In 1993 I became the Interim Senior Pastor at Judson Memorial Church in Greenwich Village in New York City. For a year and a half, I preached, taught, and counseled with total honesty. Not everyone agreed with what I said, but we had open dialogue. It was a terrific time for me.
When we returned to Seattle I became involved in the developing of the School of Theology and Ministry at Seattle University, also teaching there, and then teaching adults in Skagit County and finally at Seattle First Baptist Church. I could be radical (or not), even heretical, but, always completely honest. Free at last!
Many of you who have commented on my blogs have said how much you appreciate being able to share how you feel with me. From time to time, some of you have come over to Port Ludlow to visit with us and we have talked honestly about our faith. Truth and wisdom can happen, even if it takes a long time.
In a very strange and uncertain time in this nation's history, let us be unafraid to say what we believe, to stand for truth, to be who you and I have been called to be. We shall not be overcome by fake news, homophobia, xenophobia, misogyny, or false prophets. Too much is at stake. Our lives are on the line.
May each of us experience new birth at Christmas.
By Rodney Romney, from the book Wilderness Spirituality - Finding Your Way in an Unsettled World
Note: This is an extract from the last book that Rod Romney published while he was pastor at Seattle First Baptist. It's theme of Wilderness resonates with us this Advent.
Veteran explorers of natural wilderness quickly learn the markers the wilderness provides. These markers offer a kind of road map through uncharted territories... I believe these markers can help all of us explore our unsettled worlds with greater safety and allow us to continue on this extraordinary venture of life with deeper joy.
Beatitudes for the New Wilderness
Blessed are those who remember who they are, for they shall come home to a truth of their own being.
Blessed are those who treasure the sacred trust of life, for they shall be the inheritors of everlasting riches.
Blessed are those who attend to the inner places of solitude pulsating in their own souls, for they shall know God.
Blessed are those who confess their pain and brokenness, for they shall take hold of their healing.
Blessed are those who connect to all things and refuse all sense of separation, for they shall become one with God.
Blessed are those who wrestle with their own darkness, for they shall touch again the light from which they came.
Blessed are those who wait upon God, for they shall renew their strength and deepen their faith.
Blessed are those who give compassion to the world, for they shall burst the bonds of suffering and death.
Blessed are those who forgive life for not being all they wanted it to be, for they shall create a new beginning for themselves.
Blessed are those who accept every person as holy and who do not burden anyone with narrow judgments or stifled love, for they shall point to that mysterious road that leads back to God.
Blessed are those who realize they have been created by love and for love, for they shall live in love all the days of their lives.

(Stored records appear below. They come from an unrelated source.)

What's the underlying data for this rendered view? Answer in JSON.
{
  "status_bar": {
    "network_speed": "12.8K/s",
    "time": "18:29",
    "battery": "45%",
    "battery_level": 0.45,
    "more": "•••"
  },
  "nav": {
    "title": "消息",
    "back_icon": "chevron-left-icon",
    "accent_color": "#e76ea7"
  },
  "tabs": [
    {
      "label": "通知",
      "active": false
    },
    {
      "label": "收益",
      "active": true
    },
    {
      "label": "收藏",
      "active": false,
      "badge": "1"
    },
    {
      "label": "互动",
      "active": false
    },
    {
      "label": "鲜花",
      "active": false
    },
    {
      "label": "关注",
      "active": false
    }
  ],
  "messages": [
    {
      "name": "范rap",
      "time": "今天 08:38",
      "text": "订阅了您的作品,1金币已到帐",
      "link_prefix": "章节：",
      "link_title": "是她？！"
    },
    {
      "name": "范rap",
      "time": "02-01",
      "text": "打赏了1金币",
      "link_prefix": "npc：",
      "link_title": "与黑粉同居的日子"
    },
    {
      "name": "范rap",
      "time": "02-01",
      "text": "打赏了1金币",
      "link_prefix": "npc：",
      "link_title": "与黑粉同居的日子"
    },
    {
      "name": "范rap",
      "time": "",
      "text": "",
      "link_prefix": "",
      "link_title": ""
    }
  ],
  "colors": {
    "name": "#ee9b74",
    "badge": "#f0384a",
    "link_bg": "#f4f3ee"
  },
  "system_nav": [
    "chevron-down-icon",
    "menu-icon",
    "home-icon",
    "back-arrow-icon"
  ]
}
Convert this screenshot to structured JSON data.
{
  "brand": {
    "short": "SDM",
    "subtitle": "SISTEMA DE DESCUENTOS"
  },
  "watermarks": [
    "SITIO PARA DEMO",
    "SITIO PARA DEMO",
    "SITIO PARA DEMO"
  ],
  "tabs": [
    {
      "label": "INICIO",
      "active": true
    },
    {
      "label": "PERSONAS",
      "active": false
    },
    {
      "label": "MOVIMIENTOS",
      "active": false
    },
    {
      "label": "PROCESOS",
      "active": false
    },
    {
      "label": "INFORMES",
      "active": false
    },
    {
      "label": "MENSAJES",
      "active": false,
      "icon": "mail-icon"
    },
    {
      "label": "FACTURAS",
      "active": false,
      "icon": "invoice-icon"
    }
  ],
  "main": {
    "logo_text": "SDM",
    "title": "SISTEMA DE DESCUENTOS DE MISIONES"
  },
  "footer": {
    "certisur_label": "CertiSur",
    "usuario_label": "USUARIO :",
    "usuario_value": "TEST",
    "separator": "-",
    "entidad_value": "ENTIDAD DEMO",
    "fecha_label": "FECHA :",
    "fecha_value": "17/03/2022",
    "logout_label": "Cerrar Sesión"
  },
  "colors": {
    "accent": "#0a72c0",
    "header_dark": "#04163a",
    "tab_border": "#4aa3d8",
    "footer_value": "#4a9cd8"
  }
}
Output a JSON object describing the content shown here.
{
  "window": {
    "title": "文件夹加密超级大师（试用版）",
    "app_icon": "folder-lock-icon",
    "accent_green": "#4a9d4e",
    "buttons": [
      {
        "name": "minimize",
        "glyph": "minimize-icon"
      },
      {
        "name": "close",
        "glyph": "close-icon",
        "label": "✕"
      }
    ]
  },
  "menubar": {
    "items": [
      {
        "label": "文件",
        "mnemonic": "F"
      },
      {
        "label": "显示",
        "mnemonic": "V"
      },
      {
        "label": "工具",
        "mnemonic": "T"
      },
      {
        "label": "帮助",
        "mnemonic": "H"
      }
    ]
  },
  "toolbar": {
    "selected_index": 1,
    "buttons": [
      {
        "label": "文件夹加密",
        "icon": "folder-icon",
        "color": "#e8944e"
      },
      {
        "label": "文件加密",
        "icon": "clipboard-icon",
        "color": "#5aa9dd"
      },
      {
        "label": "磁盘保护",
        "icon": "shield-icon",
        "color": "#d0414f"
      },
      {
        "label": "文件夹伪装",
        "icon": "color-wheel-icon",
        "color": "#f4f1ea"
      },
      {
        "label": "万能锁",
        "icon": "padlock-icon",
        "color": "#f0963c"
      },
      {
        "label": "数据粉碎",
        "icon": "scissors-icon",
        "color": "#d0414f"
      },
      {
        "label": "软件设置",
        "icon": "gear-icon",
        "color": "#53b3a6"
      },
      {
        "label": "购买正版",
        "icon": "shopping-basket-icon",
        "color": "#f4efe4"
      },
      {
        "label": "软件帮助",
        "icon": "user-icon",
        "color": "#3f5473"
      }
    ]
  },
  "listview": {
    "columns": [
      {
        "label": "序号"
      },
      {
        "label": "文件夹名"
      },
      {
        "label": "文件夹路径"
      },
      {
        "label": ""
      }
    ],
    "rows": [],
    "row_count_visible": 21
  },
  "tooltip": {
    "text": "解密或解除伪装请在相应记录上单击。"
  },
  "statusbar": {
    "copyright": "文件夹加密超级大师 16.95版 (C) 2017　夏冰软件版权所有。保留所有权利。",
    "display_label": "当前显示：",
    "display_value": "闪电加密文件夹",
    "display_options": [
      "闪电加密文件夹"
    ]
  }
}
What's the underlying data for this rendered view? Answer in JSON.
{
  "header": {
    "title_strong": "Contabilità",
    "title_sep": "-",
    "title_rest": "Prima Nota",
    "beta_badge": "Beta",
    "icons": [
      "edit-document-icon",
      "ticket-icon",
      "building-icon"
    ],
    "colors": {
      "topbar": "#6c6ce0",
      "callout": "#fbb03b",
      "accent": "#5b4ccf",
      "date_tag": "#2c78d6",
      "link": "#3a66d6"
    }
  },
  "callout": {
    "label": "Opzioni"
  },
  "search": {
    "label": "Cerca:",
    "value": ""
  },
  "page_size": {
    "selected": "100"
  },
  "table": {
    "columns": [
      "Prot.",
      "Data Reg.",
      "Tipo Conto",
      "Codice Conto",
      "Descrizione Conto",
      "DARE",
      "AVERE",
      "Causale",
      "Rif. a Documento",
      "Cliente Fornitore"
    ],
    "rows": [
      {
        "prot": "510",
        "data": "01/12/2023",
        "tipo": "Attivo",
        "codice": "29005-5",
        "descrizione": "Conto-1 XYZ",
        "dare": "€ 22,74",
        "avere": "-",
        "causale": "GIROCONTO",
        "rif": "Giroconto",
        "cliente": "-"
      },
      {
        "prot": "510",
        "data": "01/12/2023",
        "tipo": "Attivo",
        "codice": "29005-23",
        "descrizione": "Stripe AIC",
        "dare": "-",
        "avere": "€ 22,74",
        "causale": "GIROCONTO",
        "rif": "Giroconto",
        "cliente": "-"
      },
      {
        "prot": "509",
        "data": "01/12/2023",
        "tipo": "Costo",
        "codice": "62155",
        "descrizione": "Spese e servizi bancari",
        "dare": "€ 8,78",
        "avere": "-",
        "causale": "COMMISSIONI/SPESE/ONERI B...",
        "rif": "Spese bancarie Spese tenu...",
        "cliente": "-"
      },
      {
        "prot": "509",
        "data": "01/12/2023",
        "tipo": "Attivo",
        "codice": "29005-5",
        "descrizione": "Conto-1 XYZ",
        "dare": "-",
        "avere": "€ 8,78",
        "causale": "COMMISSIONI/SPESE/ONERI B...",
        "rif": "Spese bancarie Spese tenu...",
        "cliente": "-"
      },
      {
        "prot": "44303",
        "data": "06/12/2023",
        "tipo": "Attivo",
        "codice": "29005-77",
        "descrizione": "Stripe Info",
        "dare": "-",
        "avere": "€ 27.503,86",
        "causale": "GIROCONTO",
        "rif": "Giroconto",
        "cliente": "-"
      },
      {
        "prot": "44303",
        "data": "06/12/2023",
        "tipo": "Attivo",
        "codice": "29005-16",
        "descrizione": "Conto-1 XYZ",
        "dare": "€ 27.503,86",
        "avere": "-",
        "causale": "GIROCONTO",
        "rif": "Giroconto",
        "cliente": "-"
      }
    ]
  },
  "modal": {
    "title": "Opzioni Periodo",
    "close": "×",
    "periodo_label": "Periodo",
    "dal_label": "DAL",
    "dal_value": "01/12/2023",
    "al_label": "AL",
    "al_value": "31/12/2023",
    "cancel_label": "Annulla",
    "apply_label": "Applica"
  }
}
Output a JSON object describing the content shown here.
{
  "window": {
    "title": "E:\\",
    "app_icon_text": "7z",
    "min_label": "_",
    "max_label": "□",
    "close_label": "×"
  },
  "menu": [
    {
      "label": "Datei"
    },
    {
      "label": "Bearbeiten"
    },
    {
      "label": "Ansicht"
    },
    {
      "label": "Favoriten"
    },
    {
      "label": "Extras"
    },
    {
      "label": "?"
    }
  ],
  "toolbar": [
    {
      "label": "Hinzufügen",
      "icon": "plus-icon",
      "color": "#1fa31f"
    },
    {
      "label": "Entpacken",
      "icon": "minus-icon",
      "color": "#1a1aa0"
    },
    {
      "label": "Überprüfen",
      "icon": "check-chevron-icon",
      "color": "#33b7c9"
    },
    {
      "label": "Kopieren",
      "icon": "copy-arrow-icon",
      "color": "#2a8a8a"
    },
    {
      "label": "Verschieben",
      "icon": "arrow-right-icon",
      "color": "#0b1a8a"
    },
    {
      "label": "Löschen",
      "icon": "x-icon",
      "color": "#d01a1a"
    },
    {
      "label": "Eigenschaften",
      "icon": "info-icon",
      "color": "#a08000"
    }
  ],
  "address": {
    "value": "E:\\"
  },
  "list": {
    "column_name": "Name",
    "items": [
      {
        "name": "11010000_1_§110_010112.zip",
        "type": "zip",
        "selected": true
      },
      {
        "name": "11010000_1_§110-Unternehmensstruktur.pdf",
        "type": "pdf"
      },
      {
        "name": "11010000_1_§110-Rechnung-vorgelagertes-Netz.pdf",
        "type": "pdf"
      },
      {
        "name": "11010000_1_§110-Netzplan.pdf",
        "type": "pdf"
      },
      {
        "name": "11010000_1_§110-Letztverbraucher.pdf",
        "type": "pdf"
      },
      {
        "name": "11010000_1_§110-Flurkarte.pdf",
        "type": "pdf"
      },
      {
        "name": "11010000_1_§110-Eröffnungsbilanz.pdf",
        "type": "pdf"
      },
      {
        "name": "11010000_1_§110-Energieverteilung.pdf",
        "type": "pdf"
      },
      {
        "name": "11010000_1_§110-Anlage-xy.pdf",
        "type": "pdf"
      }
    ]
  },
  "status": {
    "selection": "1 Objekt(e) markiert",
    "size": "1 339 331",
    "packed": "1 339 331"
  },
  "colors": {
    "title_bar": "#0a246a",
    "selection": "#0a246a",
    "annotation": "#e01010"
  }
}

Blessed are those who rejoice at all times and in all circumstances, knowing that God is in everything with eternal joy. Through them the seed of love will be eternally resown and they shall stand tiptoe in the bright kingdom of the moment, awakening the universe with their astonishing smile.
This blog includes thoughts from various contributors at Seattle First Baptist